• [Web page and app entries]:
[Start of Attachment]

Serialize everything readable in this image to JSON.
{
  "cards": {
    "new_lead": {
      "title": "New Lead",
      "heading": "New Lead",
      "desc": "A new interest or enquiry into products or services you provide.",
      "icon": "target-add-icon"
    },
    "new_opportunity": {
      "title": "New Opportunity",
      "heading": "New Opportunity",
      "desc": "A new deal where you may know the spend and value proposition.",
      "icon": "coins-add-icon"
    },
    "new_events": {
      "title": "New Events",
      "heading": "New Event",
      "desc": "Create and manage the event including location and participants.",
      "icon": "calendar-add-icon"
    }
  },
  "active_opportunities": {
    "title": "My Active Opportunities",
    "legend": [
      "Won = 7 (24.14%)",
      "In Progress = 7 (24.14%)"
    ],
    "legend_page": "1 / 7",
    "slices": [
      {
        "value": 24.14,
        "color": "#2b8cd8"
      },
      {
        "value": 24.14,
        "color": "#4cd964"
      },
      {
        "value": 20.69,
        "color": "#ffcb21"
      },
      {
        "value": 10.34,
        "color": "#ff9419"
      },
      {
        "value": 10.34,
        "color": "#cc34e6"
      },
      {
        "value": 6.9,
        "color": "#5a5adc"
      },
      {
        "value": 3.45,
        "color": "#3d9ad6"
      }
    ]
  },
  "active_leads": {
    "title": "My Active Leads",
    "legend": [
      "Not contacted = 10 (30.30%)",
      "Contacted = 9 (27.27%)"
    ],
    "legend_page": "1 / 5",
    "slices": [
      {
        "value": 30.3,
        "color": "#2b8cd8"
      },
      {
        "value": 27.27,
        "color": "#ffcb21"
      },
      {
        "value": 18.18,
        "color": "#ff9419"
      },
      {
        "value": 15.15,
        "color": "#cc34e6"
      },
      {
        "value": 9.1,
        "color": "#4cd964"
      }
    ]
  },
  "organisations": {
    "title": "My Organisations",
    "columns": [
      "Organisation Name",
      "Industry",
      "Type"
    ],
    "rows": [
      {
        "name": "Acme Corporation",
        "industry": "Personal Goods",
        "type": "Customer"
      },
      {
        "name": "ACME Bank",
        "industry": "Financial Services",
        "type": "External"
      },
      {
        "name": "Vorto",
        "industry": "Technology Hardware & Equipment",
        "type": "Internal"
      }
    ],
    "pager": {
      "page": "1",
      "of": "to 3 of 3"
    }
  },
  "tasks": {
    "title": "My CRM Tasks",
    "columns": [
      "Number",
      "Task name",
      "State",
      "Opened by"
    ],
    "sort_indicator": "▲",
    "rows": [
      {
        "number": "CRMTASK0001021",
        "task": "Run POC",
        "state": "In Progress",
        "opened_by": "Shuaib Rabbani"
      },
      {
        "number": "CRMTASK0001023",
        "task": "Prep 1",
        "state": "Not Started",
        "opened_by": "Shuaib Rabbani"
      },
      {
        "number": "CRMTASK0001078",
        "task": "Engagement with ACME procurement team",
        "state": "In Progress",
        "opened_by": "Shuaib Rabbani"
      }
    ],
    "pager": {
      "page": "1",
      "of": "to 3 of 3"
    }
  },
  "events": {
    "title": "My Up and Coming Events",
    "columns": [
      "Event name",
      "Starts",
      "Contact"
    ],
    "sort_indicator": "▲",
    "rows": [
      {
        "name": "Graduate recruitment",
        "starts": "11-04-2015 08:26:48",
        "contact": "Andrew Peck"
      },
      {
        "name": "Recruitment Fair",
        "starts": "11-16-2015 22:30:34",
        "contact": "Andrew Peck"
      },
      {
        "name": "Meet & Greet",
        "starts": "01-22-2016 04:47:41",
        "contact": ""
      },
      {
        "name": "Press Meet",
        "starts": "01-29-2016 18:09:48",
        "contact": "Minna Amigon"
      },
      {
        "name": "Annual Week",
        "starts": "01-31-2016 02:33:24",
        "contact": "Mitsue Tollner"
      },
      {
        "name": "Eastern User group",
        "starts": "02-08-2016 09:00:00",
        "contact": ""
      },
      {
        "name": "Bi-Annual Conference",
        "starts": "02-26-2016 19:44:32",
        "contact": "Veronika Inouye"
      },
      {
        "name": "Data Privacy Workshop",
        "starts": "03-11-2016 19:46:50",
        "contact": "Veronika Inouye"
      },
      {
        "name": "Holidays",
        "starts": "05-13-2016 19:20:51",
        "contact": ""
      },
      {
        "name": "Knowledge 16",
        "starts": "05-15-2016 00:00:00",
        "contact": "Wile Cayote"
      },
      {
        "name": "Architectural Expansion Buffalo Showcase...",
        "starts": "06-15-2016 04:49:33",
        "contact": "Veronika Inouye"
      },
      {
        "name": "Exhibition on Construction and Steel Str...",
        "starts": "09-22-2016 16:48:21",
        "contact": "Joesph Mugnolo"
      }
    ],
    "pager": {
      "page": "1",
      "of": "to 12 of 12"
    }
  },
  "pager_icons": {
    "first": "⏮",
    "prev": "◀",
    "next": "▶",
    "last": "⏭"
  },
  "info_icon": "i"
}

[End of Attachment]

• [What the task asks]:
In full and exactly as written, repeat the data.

• [Solution to this exercise]:
Serialize everything readable in this image to JSON.
{
  "cards": {
    "new_lead": {
      "title": "New Lead",
      "heading": "New Lead",
      "desc": "A new interest or enquiry into products or services you provide.",
      "icon": "target-add-icon"
    },
    "new_opportunity": {
      "title": "New Opportunity",
      "heading": "New Opportunity",
      "desc": "A new deal where you may know the spend and value proposition.",
      "icon": "coins-add-icon"
    },
    "new_events": {
      "title": "New Events",
      "heading": "New Event",
      "desc": "Create and manage the event including location and participants.",
      "icon": "calendar-add-icon"
    }
  },
  "active_opportunities": {
    "title": "My Active Opportunities",
    "legend": [
      "Won = 7 (24.14%)",
      "In Progress = 7 (24.14%)"
    ],
    "legend_page": "1 / 7",
    "slices": [
      {
        "value": 24.14,
        "color": "#2b8cd8"
      },
      {
        "value": 24.14,
        "color": "#4cd964"
      },
      {
        "value": 20.69,
        "color": "#ffcb21"
      },
      {
        "value": 10.34,
        "color": "#ff9419"
      },
      {
        "value": 10.34,
        "color": "#cc34e6"
      },
      {
        "value": 6.9,
        "color": "#5a5adc"
      },
      {
        "value": 3.45,
        "color": "#3d9ad6"
      }
    ]
  },
  "active_leads": {
    "title": "My Active Leads",
    "legend": [
      "Not contacted = 10 (30.30%)",
      "Contacted = 9 (27.27%)"
    ],
    "legend_page": "1 / 5",
    "slices": [
      {
        "value": 30.3,
        "color": "#2b8cd8"
      },
      {
        "value": 27.27,
        "color": "#ffcb21"
      },
      {
        "value": 18.18,
        "color": "#ff9419"
      },
      {
        "value": 15.15,
        "color": "#cc34e6"
      },
      {
        "value": 9.1,
        "color": "#4cd964"
      }
    ]
  },
  "organisations": {
    "title": "My Organisations",
    "columns": [
      "Organisation Name",
      "Industry",
      "Type"
    ],
    "rows": [
      {
        "name": "Acme Corporation",
        "industry": "Personal Goods",
        "type": "Customer"
      },
      {
        "name": "ACME Bank",
        "industry": "Financial Services",
        "type": "External"
      },
      {
        "name": "Vorto",
        "industry": "Technology Hardware & Equipment",
        "type": "Internal"
      }
    ],
    "pager": {
      "page": "1",
      "of": "to 3 of 3"
    }
  },
  "tasks": {
    "title": "My CRM Tasks",
    "columns": [
      "Number",
      "Task name",
      "State",
      "Opened by"
    ],
    "sort_indicator": "▲",
    "rows": [
      {
        "number": "CRMTASK0001021",
        "task": "Run POC",
        "state": "In Progress",
        "opened_by": "Shuaib Rabbani"
      },
      {
        "number": "CRMTASK0001023",
        "task": "Prep 1",
        "state": "Not Started",
        "opened_by": "Shuaib Rabbani"
      },
      {
        "number": "CRMTASK0001078",
        "task": "Engagement with ACME procurement team",
        "state": "In Progress",
        "opened_by": "Shuaib Rabbani"
      }
    ],
    "pager": {
      "page": "1",
      "of": "to 3 of 3"
    }
  },
  "events": {
    "title": "My Up and Coming Events",
    "columns": [
      "Event name",
      "Starts",
      "Contact"
    ],
    "sort_indicator": "▲",
    "rows": [
      {
        "name": "Graduate recruitment",
        "starts": "11-04-2015 08:26:48",
        "contact": "Andrew Peck"
      },
      {
        "name": "Recruitment Fair",
        "starts": "11-16-2015 22:30:34",
        "contact": "Andrew Peck"
      },
      {
        "name": "Meet & Greet",
        "starts": "01-22-2016 04:47:41",
        "contact": ""
      },
      {
        "name": "Press Meet",
        "starts": "01-29-2016 18:09:48",
        "contact": "Minna Amigon"
      },
      {
        "name": "Annual Week",
        "starts": "01-31-2016 02:33:24",
        "contact": "Mitsue Tollner"
      },
      {
        "name": "Eastern User group",
        "starts": "02-08-2016 09:00:00",
        "contact": ""
      },
      {
        "name": "Bi-Annual Conference",
        "starts": "02-26-2016 19:44:32",
        "contact": "Veronika Inouye"
      },
      {
        "name": "Data Privacy Workshop",
        "starts": "03-11-2016 19:46:50",
        "contact": "Veronika Inouye"
      },
      {
        "name": "Holidays",
        "starts": "05-13-2016 19:20:51",
        "contact": ""
      },
      {
        "name": "Knowledge 16",
        "starts": "05-15-2016 00:00:00",
        "contact": "Wile Cayote"
      },
      {
        "name": "Architectural Expansion Buffalo Showcase...",
        "starts": "06-15-2016 04:49:33",
        "contact": "Veronika Inouye"
      },
      {
        "name": "Exhibition on Construction and Steel Str...",
        "starts": "09-22-2016 16:48:21",
        "contact": "Joesph Mugnolo"
      }
    ],
    "pager": {
      "page": "1",
      "of": "to 12 of 12"
    }
  },
  "pager_icons": {
    "first": "⏮",
    "prev": "◀",
    "next": "▶",
    "last": "⏭"
  },
  "info_icon": "i"
}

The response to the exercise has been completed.